# What the task requires:
Pull each line with the string "title" from the entries.

[Page and application data records]
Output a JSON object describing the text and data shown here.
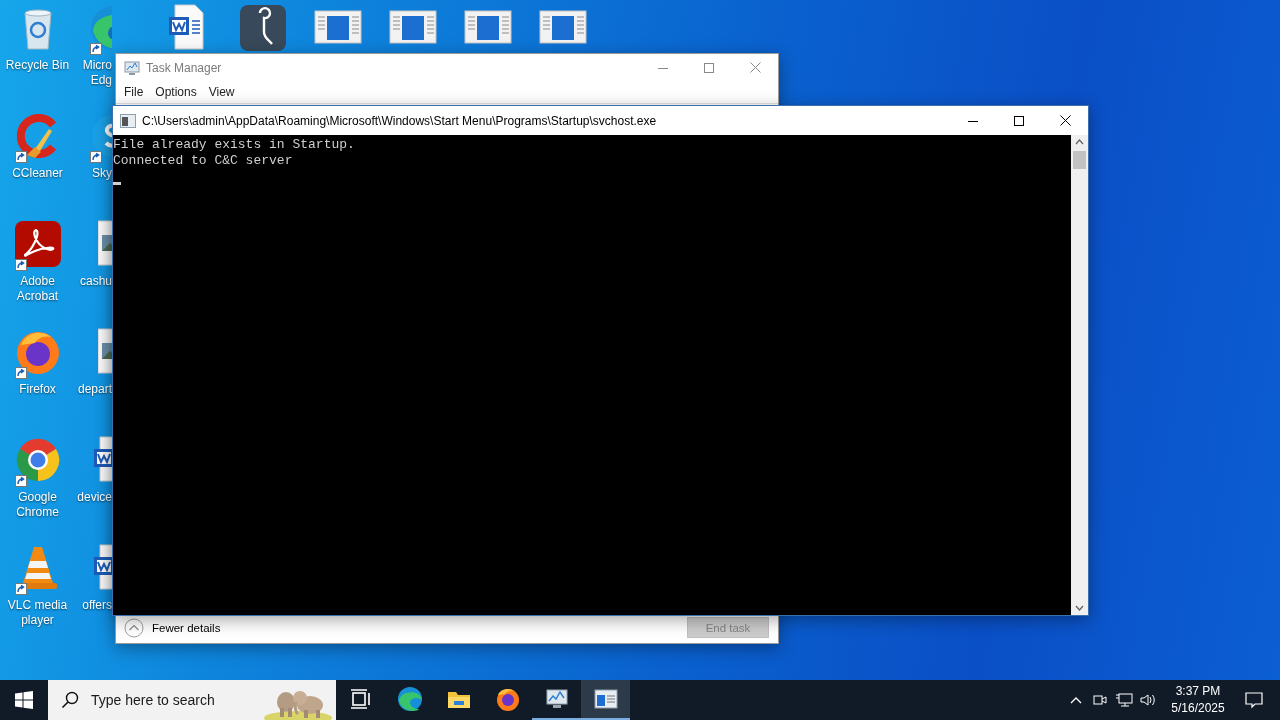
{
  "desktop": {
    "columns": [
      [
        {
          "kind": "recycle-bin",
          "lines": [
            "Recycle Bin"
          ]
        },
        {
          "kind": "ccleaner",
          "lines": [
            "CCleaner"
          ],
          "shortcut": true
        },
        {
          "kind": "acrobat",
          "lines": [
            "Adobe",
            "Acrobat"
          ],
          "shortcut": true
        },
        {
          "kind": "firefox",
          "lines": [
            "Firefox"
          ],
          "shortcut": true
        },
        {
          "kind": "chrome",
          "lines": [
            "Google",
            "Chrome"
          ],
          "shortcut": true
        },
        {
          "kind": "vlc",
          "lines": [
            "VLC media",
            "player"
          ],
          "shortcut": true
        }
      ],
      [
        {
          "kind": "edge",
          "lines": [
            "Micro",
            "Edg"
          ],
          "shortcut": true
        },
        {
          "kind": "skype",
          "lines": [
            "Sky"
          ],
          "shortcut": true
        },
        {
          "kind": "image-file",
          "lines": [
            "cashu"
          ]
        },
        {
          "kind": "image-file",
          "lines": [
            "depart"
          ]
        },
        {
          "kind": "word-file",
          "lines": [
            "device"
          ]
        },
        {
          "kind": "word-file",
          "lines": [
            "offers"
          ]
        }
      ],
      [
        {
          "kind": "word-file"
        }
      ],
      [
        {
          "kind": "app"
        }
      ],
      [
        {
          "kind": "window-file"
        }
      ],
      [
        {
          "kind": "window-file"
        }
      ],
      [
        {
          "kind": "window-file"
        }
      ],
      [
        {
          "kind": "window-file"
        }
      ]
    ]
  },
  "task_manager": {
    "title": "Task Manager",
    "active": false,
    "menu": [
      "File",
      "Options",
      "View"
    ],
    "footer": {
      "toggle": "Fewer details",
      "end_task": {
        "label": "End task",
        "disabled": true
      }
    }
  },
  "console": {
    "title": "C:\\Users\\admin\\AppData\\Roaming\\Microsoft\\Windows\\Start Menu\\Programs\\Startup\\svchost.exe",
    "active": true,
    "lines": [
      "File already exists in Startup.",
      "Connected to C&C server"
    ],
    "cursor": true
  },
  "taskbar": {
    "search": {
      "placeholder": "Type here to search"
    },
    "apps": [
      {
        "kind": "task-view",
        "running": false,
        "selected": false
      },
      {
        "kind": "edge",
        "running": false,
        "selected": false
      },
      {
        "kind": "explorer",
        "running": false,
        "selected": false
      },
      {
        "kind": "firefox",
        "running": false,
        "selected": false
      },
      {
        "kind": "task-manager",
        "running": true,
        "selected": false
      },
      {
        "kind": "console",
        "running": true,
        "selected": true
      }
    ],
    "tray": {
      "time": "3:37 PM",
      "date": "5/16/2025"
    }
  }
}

# Reply:
    "title": "Task Manager",
    "title": "C:\\Users\\admin\\AppData\\Roaming\\Microsoft\\Windows\\Start Menu\\Programs\\Startup\\svchost.exe",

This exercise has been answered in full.